DIRECTIONS FOR THIS TASK
Within the entries below, how many lines carry the word "icon"? State the number and stop.

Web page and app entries
+++
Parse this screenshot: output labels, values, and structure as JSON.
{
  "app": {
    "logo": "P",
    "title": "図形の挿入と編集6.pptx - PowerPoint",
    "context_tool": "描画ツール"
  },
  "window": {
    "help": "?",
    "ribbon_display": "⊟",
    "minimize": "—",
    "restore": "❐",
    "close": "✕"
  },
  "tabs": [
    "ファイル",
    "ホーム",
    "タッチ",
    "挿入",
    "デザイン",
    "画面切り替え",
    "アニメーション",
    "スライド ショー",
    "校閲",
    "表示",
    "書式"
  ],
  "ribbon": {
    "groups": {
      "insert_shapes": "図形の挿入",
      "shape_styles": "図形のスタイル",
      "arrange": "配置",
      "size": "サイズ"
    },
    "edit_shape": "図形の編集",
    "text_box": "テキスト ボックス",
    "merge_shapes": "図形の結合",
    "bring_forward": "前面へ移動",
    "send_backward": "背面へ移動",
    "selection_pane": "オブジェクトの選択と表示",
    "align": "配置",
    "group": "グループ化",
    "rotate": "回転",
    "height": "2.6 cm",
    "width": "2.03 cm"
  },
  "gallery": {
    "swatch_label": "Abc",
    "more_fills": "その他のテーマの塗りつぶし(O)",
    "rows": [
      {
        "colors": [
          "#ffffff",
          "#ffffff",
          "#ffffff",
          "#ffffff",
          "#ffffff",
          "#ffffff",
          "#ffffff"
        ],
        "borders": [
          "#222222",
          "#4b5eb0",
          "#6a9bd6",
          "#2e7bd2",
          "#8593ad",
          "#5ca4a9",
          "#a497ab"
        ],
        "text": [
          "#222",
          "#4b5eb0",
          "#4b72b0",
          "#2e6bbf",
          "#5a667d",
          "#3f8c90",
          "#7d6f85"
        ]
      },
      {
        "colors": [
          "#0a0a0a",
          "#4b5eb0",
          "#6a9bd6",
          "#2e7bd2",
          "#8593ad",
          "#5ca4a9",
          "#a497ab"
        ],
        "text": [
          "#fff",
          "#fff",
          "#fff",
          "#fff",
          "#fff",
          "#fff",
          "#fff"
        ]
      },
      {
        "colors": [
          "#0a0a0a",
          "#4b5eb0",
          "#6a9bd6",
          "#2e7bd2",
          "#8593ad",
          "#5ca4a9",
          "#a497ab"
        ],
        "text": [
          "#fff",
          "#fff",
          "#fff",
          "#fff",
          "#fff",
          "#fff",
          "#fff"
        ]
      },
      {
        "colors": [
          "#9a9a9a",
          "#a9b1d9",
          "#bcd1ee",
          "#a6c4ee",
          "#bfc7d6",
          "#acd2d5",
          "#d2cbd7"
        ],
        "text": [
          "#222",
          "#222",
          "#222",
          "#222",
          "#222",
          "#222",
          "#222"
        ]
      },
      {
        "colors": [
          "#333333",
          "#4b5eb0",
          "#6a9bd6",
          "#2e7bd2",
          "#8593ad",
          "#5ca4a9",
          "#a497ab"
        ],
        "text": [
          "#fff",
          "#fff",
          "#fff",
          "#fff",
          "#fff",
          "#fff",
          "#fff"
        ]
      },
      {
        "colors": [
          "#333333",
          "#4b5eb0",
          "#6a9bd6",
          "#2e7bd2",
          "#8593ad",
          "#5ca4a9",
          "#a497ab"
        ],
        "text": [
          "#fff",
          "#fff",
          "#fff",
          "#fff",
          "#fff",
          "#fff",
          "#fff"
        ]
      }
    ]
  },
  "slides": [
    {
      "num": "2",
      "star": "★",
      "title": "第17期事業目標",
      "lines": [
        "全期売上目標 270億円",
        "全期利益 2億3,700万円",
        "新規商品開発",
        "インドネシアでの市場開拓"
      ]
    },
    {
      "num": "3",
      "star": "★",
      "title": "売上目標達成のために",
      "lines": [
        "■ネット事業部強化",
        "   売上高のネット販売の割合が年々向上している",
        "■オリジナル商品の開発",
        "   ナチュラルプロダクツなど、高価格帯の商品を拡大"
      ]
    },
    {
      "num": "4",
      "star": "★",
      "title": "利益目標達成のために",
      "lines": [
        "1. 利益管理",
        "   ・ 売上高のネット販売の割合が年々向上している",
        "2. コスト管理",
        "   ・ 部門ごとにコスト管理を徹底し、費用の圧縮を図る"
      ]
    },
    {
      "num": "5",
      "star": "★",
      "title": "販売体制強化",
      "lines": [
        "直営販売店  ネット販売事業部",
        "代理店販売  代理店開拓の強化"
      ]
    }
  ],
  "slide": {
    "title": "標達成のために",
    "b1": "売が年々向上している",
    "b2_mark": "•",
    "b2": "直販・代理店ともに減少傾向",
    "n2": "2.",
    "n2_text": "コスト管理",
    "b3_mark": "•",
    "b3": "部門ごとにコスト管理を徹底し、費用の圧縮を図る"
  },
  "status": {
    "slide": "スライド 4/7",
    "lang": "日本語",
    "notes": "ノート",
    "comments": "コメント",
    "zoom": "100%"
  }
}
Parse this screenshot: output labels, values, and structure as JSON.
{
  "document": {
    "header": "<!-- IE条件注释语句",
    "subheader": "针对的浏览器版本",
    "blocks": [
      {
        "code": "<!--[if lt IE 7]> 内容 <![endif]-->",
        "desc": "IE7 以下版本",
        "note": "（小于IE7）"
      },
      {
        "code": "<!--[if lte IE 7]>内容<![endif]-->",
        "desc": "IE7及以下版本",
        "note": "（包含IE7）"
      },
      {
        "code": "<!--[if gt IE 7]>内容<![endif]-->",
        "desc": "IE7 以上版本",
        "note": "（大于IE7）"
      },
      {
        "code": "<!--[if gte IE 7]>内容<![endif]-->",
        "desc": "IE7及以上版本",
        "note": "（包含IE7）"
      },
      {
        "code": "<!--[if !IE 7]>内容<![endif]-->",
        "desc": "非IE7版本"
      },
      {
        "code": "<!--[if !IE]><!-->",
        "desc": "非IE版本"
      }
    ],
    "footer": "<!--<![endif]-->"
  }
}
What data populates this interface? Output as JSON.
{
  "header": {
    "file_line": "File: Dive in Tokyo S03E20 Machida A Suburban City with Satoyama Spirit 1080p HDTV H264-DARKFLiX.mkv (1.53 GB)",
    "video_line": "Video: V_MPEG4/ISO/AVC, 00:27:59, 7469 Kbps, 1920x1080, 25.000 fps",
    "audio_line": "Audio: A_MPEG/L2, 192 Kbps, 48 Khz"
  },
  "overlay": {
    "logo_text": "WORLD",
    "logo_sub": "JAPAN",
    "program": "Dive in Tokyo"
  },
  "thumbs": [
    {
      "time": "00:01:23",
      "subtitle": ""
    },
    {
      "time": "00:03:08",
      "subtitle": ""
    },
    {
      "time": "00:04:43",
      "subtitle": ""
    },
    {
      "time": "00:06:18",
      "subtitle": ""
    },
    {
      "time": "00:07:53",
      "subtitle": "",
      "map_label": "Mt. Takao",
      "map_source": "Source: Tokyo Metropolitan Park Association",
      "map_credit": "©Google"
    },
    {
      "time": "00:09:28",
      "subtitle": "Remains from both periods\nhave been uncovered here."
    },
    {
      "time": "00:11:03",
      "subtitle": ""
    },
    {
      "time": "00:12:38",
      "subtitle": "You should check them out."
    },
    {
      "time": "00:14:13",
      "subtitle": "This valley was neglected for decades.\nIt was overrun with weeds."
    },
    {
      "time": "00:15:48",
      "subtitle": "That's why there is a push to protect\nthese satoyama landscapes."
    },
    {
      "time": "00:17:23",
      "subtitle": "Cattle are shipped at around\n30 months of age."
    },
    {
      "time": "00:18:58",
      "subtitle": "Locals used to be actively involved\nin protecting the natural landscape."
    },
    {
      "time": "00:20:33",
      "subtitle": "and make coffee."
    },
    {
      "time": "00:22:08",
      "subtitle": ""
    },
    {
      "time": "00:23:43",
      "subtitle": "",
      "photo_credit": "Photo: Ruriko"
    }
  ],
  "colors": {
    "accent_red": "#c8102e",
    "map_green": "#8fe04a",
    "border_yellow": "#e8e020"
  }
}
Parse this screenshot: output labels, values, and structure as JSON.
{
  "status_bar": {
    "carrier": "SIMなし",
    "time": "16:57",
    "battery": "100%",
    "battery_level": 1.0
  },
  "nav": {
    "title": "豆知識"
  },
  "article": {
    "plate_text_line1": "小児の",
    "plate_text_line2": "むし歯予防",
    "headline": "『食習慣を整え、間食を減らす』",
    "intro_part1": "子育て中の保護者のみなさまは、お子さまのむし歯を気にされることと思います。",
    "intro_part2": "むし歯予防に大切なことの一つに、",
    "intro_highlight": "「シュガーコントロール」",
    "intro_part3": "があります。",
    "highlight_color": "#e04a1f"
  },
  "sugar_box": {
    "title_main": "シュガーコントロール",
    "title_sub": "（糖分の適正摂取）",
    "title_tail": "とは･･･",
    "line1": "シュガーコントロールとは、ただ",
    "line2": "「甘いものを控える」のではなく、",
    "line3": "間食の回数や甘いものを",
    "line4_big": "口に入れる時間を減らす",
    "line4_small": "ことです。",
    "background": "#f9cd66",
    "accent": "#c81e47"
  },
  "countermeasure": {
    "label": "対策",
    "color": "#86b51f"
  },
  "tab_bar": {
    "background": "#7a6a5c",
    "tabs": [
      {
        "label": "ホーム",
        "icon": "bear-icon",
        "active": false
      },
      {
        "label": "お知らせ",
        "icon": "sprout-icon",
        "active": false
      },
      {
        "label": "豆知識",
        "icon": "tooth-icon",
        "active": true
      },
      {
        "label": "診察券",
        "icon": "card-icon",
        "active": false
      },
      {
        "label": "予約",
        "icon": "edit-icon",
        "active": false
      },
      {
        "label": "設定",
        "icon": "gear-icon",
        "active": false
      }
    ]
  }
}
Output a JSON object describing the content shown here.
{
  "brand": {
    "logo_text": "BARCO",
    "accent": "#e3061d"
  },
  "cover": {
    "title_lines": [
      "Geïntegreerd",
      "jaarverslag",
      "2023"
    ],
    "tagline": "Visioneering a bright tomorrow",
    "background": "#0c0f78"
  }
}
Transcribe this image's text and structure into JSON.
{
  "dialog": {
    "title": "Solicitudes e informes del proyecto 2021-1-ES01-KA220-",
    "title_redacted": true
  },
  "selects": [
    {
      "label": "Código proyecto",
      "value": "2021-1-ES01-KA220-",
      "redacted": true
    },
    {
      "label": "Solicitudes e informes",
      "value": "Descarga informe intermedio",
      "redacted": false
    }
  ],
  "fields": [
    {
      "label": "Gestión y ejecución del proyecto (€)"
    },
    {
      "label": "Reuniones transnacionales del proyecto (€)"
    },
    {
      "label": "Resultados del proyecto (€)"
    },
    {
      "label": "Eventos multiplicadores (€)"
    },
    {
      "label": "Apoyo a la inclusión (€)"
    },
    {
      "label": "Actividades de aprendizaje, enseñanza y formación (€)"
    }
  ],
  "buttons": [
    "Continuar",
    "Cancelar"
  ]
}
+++
WRITTEN RESPONSE
6